## Supplied records
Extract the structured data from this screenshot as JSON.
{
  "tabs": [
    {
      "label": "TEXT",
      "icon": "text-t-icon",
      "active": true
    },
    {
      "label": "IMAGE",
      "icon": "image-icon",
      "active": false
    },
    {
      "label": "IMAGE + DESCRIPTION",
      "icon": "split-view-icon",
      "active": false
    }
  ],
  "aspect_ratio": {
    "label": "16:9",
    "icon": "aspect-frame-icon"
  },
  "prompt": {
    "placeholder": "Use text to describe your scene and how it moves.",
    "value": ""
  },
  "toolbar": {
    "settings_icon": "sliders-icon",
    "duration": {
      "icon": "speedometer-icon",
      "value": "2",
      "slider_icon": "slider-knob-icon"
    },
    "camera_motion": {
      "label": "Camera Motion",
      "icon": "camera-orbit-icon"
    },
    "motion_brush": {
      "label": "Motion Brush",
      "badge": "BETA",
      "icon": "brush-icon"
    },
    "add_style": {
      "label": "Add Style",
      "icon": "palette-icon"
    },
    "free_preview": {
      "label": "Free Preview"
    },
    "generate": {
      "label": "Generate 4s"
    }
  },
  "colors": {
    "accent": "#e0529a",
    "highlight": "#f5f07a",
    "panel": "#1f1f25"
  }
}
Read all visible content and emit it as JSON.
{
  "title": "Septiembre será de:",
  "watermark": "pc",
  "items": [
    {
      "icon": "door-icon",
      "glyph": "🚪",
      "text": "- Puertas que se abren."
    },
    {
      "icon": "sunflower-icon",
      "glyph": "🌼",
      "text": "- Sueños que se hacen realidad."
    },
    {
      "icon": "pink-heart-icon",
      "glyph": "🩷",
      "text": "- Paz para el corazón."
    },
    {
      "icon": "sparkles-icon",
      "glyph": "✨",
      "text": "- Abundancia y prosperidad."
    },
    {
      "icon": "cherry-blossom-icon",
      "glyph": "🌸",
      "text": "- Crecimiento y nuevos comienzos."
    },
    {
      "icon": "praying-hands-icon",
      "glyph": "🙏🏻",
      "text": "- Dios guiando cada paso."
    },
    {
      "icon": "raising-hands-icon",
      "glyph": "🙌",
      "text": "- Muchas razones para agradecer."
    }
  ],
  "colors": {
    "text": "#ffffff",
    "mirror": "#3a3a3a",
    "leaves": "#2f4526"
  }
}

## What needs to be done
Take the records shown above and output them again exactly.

## The completed task
Extract the structured data from this screenshot as JSON.
{
  "tabs": [
    {
      "label": "TEXT",
      "icon": "text-t-icon",
      "active": true
    },
    {
      "label": "IMAGE",
      "icon": "image-icon",
      "active": false
    },
    {
      "label": "IMAGE + DESCRIPTION",
      "icon": "split-view-icon",
      "active": false
    }
  ],
  "aspect_ratio": {
    "label": "16:9",
    "icon": "aspect-frame-icon"
  },
  "prompt": {
    "placeholder": "Use text to describe your scene and how it moves.",
    "value": ""
  },
  "toolbar": {
    "settings_icon": "sliders-icon",
    "duration": {
      "icon": "speedometer-icon",
      "value": "2",
      "slider_icon": "slider-knob-icon"
    },
    "camera_motion": {
      "label": "Camera Motion",
      "icon": "camera-orbit-icon"
    },
    "motion_brush": {
      "label": "Motion Brush",
      "badge": "BETA",
      "icon": "brush-icon"
    },
    "add_style": {
      "label": "Add Style",
      "icon": "palette-icon"
    },
    "free_preview": {
      "label": "Free Preview"
    },
    "generate": {
      "label": "Generate 4s"
    }
  },
  "colors": {
    "accent": "#e0529a",
    "highlight": "#f5f07a",
    "panel": "#1f1f25"
  }
}
Read all visible content and emit it as JSON.
{
  "title": "Septiembre será de:",
  "watermark": "pc",
  "items": [
    {
      "icon": "door-icon",
      "glyph": "🚪",
      "text": "- Puertas que se abren."
    },
    {
      "icon": "sunflower-icon",
      "glyph": "🌼",
      "text": "- Sueños que se hacen realidad."
    },
    {
      "icon": "pink-heart-icon",
      "glyph": "🩷",
      "text": "- Paz para el corazón."
    },
    {
      "icon": "sparkles-icon",
      "glyph": "✨",
      "text": "- Abundancia y prosperidad."
    },
    {
      "icon": "cherry-blossom-icon",
      "glyph": "🌸",
      "text": "- Crecimiento y nuevos comienzos."
    },
    {
      "icon": "praying-hands-icon",
      "glyph": "🙏🏻",
      "text": "- Dios guiando cada paso."
    },
    {
      "icon": "raising-hands-icon",
      "glyph": "🙌",
      "text": "- Muchas razones para agradecer."
    }
  ],
  "colors": {
    "text": "#ffffff",
    "mirror": "#3a3a3a",
    "leaves": "#2f4526"
  }
}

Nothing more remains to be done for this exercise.